- _Problem_: From the data below, copy each line that includes the word "description".

-------- Information --------

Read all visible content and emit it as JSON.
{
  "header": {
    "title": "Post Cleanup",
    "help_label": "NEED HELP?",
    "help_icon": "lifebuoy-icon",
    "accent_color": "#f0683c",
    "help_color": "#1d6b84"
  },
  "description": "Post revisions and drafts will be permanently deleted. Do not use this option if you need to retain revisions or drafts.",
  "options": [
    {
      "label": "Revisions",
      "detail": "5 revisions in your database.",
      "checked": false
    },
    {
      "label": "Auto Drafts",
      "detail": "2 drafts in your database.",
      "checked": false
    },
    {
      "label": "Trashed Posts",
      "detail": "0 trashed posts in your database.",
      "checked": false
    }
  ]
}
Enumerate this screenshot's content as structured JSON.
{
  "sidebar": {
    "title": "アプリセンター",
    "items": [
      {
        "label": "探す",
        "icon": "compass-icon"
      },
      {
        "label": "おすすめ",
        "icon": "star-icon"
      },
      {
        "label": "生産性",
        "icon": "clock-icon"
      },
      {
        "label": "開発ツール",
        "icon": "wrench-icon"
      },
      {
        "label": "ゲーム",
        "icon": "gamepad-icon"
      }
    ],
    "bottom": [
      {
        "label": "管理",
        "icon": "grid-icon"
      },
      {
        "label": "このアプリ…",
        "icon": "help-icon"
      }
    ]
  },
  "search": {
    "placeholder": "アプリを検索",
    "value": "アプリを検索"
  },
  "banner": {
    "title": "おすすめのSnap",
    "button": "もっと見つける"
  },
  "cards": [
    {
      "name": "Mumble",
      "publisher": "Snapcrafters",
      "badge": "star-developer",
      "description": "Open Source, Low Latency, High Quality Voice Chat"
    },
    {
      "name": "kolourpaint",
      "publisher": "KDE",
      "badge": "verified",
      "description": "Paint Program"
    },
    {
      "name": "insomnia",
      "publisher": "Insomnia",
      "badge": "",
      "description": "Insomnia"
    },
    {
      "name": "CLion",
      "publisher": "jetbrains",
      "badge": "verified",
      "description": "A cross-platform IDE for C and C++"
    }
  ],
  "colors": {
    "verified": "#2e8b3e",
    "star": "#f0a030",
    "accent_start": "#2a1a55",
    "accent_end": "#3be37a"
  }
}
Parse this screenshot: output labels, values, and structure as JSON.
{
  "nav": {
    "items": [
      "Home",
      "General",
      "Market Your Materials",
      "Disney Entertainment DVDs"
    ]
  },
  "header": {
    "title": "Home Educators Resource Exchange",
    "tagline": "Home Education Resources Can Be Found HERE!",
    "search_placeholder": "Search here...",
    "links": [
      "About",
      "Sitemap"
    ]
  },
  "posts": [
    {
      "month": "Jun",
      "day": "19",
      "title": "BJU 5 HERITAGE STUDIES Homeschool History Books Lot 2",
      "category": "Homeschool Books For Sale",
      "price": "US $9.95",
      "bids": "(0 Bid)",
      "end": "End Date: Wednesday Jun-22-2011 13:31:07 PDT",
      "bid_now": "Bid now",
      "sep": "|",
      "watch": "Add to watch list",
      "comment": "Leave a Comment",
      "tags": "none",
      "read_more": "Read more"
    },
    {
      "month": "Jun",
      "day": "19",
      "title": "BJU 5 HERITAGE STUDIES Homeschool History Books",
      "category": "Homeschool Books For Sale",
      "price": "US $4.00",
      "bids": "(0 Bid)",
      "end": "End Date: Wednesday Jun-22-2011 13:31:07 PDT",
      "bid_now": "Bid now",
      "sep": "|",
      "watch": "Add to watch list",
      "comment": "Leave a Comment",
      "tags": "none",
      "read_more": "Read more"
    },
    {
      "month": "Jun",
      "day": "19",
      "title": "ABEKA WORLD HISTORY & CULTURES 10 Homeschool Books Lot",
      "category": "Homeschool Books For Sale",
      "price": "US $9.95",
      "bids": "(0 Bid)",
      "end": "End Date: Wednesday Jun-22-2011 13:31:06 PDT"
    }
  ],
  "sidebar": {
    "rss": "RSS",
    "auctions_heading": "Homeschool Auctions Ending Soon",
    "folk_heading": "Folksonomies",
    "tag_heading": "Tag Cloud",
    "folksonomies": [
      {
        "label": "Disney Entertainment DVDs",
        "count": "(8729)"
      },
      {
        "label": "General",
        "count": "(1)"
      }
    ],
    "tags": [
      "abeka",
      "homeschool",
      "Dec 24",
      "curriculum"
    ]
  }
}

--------

- _Expected answer_:
  "description": "Post revisions and drafts will be permanently deleted. Do not use this option if you need to retain revisions or drafts.",
      "description": "Open Source, Low Latency, High Quality Voice Chat"
      "description": "Paint Program"
      "description": "Insomnia"
      "description": "A cross-platform IDE for C and C++"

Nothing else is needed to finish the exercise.